● Work required
In the listing below, count the lines with "this" and report only the figure.
==================================================
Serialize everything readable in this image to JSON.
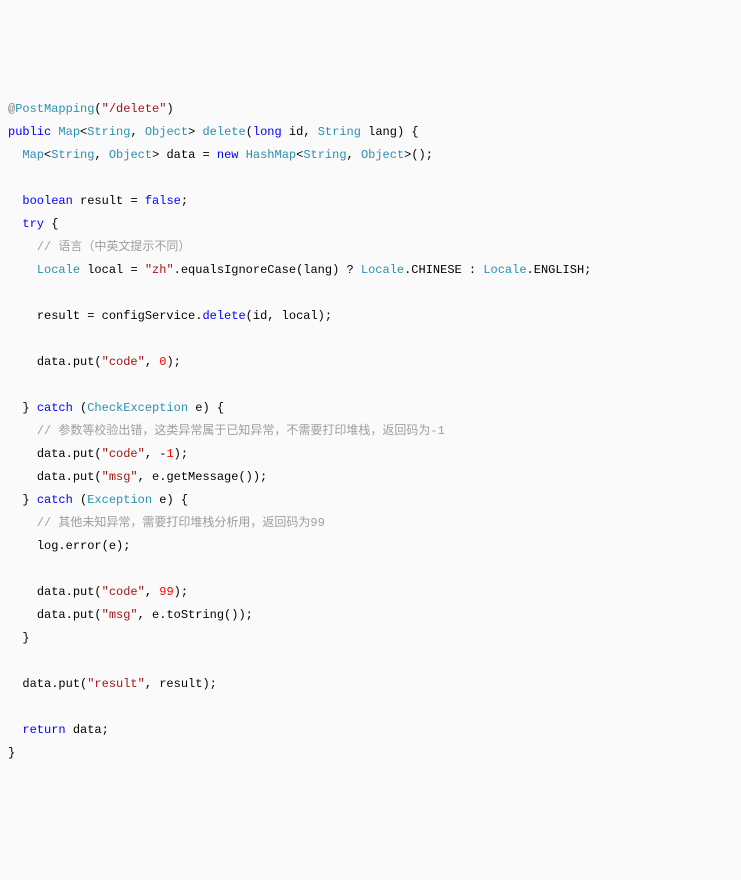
{
  "code": {
    "lines": [
      {
        "indent": 0,
        "tokens": [
          {
            "t": "annotation",
            "v": "@"
          },
          {
            "t": "type",
            "v": "PostMapping"
          },
          {
            "t": "plain",
            "v": "("
          },
          {
            "t": "string",
            "v": "\"/delete\""
          },
          {
            "t": "plain",
            "v": ")"
          }
        ]
      },
      {
        "indent": 0,
        "tokens": [
          {
            "t": "keyword",
            "v": "public"
          },
          {
            "t": "plain",
            "v": " "
          },
          {
            "t": "type",
            "v": "Map"
          },
          {
            "t": "plain",
            "v": "<"
          },
          {
            "t": "type",
            "v": "String"
          },
          {
            "t": "plain",
            "v": ", "
          },
          {
            "t": "type",
            "v": "Object"
          },
          {
            "t": "plain",
            "v": "> "
          },
          {
            "t": "type",
            "v": "delete"
          },
          {
            "t": "plain",
            "v": "("
          },
          {
            "t": "keyword",
            "v": "long"
          },
          {
            "t": "plain",
            "v": " id, "
          },
          {
            "t": "type",
            "v": "String"
          },
          {
            "t": "plain",
            "v": " lang) {"
          }
        ]
      },
      {
        "indent": 1,
        "tokens": [
          {
            "t": "type",
            "v": "Map"
          },
          {
            "t": "plain",
            "v": "<"
          },
          {
            "t": "type",
            "v": "String"
          },
          {
            "t": "plain",
            "v": ", "
          },
          {
            "t": "type",
            "v": "Object"
          },
          {
            "t": "plain",
            "v": "> data = "
          },
          {
            "t": "keyword",
            "v": "new"
          },
          {
            "t": "plain",
            "v": " "
          },
          {
            "t": "type",
            "v": "HashMap"
          },
          {
            "t": "plain",
            "v": "<"
          },
          {
            "t": "type",
            "v": "String"
          },
          {
            "t": "plain",
            "v": ", "
          },
          {
            "t": "type",
            "v": "Object"
          },
          {
            "t": "plain",
            "v": ">();"
          }
        ]
      },
      {
        "indent": 0,
        "tokens": [
          {
            "t": "plain",
            "v": " "
          }
        ]
      },
      {
        "indent": 1,
        "tokens": [
          {
            "t": "keyword",
            "v": "boolean"
          },
          {
            "t": "plain",
            "v": " result = "
          },
          {
            "t": "keyword",
            "v": "false"
          },
          {
            "t": "plain",
            "v": ";"
          }
        ]
      },
      {
        "indent": 1,
        "tokens": [
          {
            "t": "keyword",
            "v": "try"
          },
          {
            "t": "plain",
            "v": " {"
          }
        ]
      },
      {
        "indent": 2,
        "tokens": [
          {
            "t": "comment",
            "v": "// 语言（中英文提示不同）"
          }
        ]
      },
      {
        "indent": 2,
        "tokens": [
          {
            "t": "type",
            "v": "Locale"
          },
          {
            "t": "plain",
            "v": " local = "
          },
          {
            "t": "string",
            "v": "\"zh\""
          },
          {
            "t": "plain",
            "v": ".equalsIgnoreCase(lang) ? "
          },
          {
            "t": "type",
            "v": "Locale"
          },
          {
            "t": "plain",
            "v": ".CHINESE : "
          },
          {
            "t": "type",
            "v": "Locale"
          },
          {
            "t": "plain",
            "v": ".ENGLISH;"
          }
        ]
      },
      {
        "indent": 0,
        "tokens": [
          {
            "t": "plain",
            "v": " "
          }
        ]
      },
      {
        "indent": 2,
        "tokens": [
          {
            "t": "plain",
            "v": "result = configService."
          },
          {
            "t": "keyword",
            "v": "delete"
          },
          {
            "t": "plain",
            "v": "(id, local);"
          }
        ]
      },
      {
        "indent": 0,
        "tokens": [
          {
            "t": "plain",
            "v": " "
          }
        ]
      },
      {
        "indent": 2,
        "tokens": [
          {
            "t": "plain",
            "v": "data.put("
          },
          {
            "t": "string",
            "v": "\"code\""
          },
          {
            "t": "plain",
            "v": ", "
          },
          {
            "t": "number",
            "v": "0"
          },
          {
            "t": "plain",
            "v": ");"
          }
        ]
      },
      {
        "indent": 0,
        "tokens": [
          {
            "t": "plain",
            "v": " "
          }
        ]
      },
      {
        "indent": 1,
        "tokens": [
          {
            "t": "plain",
            "v": "} "
          },
          {
            "t": "keyword",
            "v": "catch"
          },
          {
            "t": "plain",
            "v": " ("
          },
          {
            "t": "type",
            "v": "CheckException"
          },
          {
            "t": "plain",
            "v": " e) {"
          }
        ]
      },
      {
        "indent": 2,
        "tokens": [
          {
            "t": "comment",
            "v": "// 参数等校验出错，这类异常属于已知异常，不需要打印堆栈，返回码为-1"
          }
        ]
      },
      {
        "indent": 2,
        "tokens": [
          {
            "t": "plain",
            "v": "data.put("
          },
          {
            "t": "string",
            "v": "\"code\""
          },
          {
            "t": "plain",
            "v": ", -"
          },
          {
            "t": "number",
            "v": "1"
          },
          {
            "t": "plain",
            "v": ");"
          }
        ]
      },
      {
        "indent": 2,
        "tokens": [
          {
            "t": "plain",
            "v": "data.put("
          },
          {
            "t": "string",
            "v": "\"msg\""
          },
          {
            "t": "plain",
            "v": ", e.getMessage());"
          }
        ]
      },
      {
        "indent": 1,
        "tokens": [
          {
            "t": "plain",
            "v": "} "
          },
          {
            "t": "keyword",
            "v": "catch"
          },
          {
            "t": "plain",
            "v": " ("
          },
          {
            "t": "type",
            "v": "Exception"
          },
          {
            "t": "plain",
            "v": " e) {"
          }
        ]
      },
      {
        "indent": 2,
        "tokens": [
          {
            "t": "comment",
            "v": "// 其他未知异常，需要打印堆栈分析用，返回码为99"
          }
        ]
      },
      {
        "indent": 2,
        "tokens": [
          {
            "t": "plain",
            "v": "log.error(e);"
          }
        ]
      },
      {
        "indent": 0,
        "tokens": [
          {
            "t": "plain",
            "v": " "
          }
        ]
      },
      {
        "indent": 2,
        "tokens": [
          {
            "t": "plain",
            "v": "data.put("
          },
          {
            "t": "string",
            "v": "\"code\""
          },
          {
            "t": "plain",
            "v": ", "
          },
          {
            "t": "number",
            "v": "99"
          },
          {
            "t": "plain",
            "v": ");"
          }
        ]
      },
      {
        "indent": 2,
        "tokens": [
          {
            "t": "plain",
            "v": "data.put("
          },
          {
            "t": "string",
            "v": "\"msg\""
          },
          {
            "t": "plain",
            "v": ", e.toString());"
          }
        ]
      },
      {
        "indent": 1,
        "tokens": [
          {
            "t": "plain",
            "v": "}"
          }
        ]
      },
      {
        "indent": 0,
        "tokens": [
          {
            "t": "plain",
            "v": " "
          }
        ]
      },
      {
        "indent": 1,
        "tokens": [
          {
            "t": "plain",
            "v": "data.put("
          },
          {
            "t": "string",
            "v": "\"result\""
          },
          {
            "t": "plain",
            "v": ", result);"
          }
        ]
      },
      {
        "indent": 0,
        "tokens": [
          {
            "t": "plain",
            "v": " "
          }
        ]
      },
      {
        "indent": 1,
        "tokens": [
          {
            "t": "keyword",
            "v": "return"
          },
          {
            "t": "plain",
            "v": " data;"
          }
        ]
      },
      {
        "indent": 0,
        "tokens": [
          {
            "t": "plain",
            "v": "}"
          }
        ]
      }
    ],
    "indent_unit": "  "
  }
}
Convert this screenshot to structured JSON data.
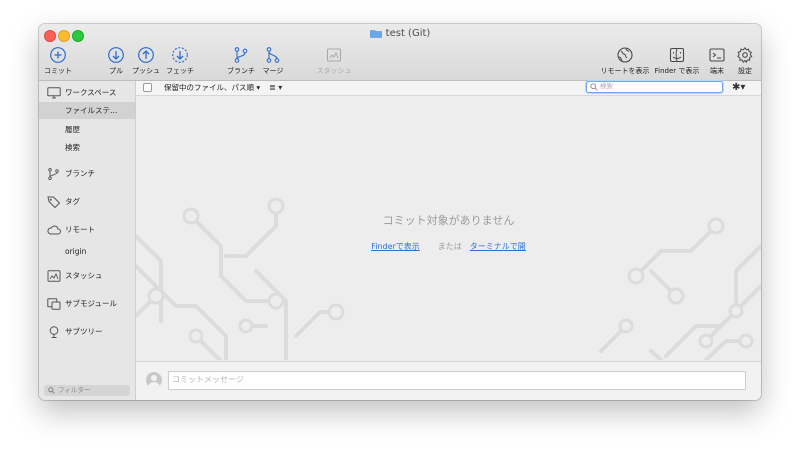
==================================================
● Output
2